Survivors could be seen searching for personal belongings such as jewellery from the rubble of their apartments.
“The government should provide us with arms to deal with terrorists if their agencies are unable to bring them to book,” said Azam Khan, a Sunni, who said he had taken several of the dead to hospital.
“We will vote for those who eliminate these terrorists. We are not ready to be hoodwinked by empty slogans any more.”
Officials said around 150 people were wounded.
Although Abbas Town is a mainly Shia neighbourhood, officials said some Sunnis were among the dead.
So far hospitals have released 13 bodies for burial with the rest yet to be formally identified, officials said.
Parliament is due to dissolve in two weeks in preparation for elections. But rising violence against Shias, who make up around 20 percent of the 180 million population, has raised security questions.
“Things could take a turn for the worse as tensions increase ahead of the elections,” The News wrote in an editorial yesterday.
Last year was the deadliest on record for Shias, with more than 400 killed, according to Human Rights Watch.
The Supreme Court ordered the authorities to come up with a strategy to protect Shias after bomb attacks in the southwest on January 10 and February 16 killed nearly 200 people.
Police on February 22 detained Lashkar-e-Jhangvi leader Malik Ishaq for 30 days under a law intended to maintain public order.
He was detained briefly in 2012 for inciting sectarian hatred, having been released on bail in 2011 despite being implicated in dozens of murders.
The Pakistani Taliban have also increased attacks in recent months, leading to fears they could disrupt elections in May.
Last month the group proposed talks with Islamabad.
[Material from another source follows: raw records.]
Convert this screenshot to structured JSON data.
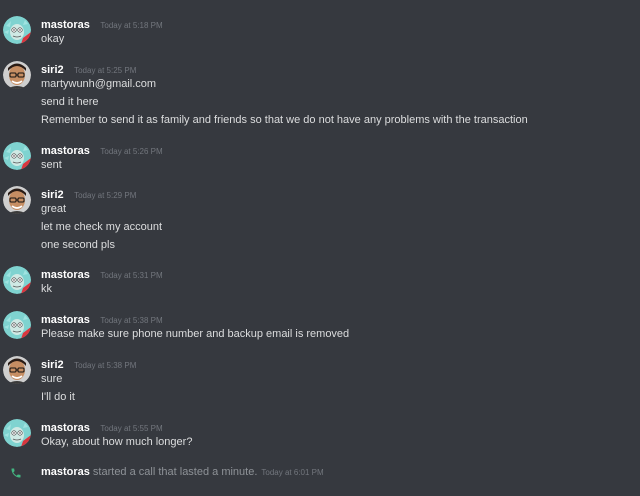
{
  "messages": [
    {
      "user": "mastoras",
      "time": "Today at 5:18 PM",
      "avatar_icon": "rick-avatar-icon",
      "lines": [
        "okay"
      ]
    },
    {
      "user": "siri2",
      "time": "Today at 5:25 PM",
      "avatar_icon": "man-glasses-avatar-icon",
      "lines": [
        "martywunh@gmail.com",
        "send it here",
        "Remember to send it as family and friends so that we do not have any problems with the transaction"
      ]
    },
    {
      "user": "mastoras",
      "time": "Today at 5:26 PM",
      "avatar_icon": "rick-avatar-icon",
      "lines": [
        "sent"
      ]
    },
    {
      "user": "siri2",
      "time": "Today at 5:29 PM",
      "avatar_icon": "man-glasses-avatar-icon",
      "lines": [
        "great",
        "let me check my account",
        "one second pls"
      ]
    },
    {
      "user": "mastoras",
      "time": "Today at 5:31 PM",
      "avatar_icon": "rick-avatar-icon",
      "lines": [
        "kk"
      ]
    },
    {
      "user": "mastoras",
      "time": "Today at 5:38 PM",
      "avatar_icon": "rick-avatar-icon",
      "lines": [
        "Please make sure phone number and backup email is removed"
      ]
    },
    {
      "user": "siri2",
      "time": "Today at 5:38 PM",
      "avatar_icon": "man-glasses-avatar-icon",
      "lines": [
        "sure",
        "I'll do it"
      ]
    },
    {
      "user": "mastoras",
      "time": "Today at 5:55 PM",
      "avatar_icon": "rick-avatar-icon",
      "lines": [
        "Okay, about how much longer?"
      ]
    }
  ],
  "call": {
    "user": "mastoras",
    "text": "started a call that lasted a minute.",
    "time": "Today at 6:01 PM",
    "icon": "phone-icon"
  },
  "colors": {
    "background": "#36393f",
    "username": "#ffffff",
    "message_text": "#dcddde",
    "timestamp": "#72767d",
    "call_text": "#8e9297",
    "phone_green": "#43b581"
  }
}
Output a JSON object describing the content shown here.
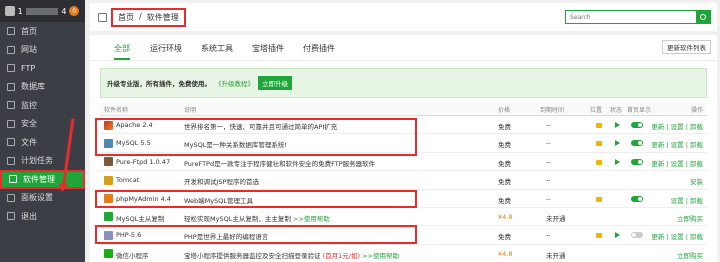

But the government insists the militants must declare a ceasefire before coming to the negotiating table, a condition they have rejected.
In Beijing, a Foreign Ministry spokeswoman expressed China’s condemnation of the blast.
“China opposes all forms of terrorism,” Hua Chunying said.
China also feels deep sadness for the victims and extends its condolences to the injured and the family members of the victims, she said. “China supports the unremitting efforts made by Pakistan’s government and people to safeguard national stability,” she added. Agencies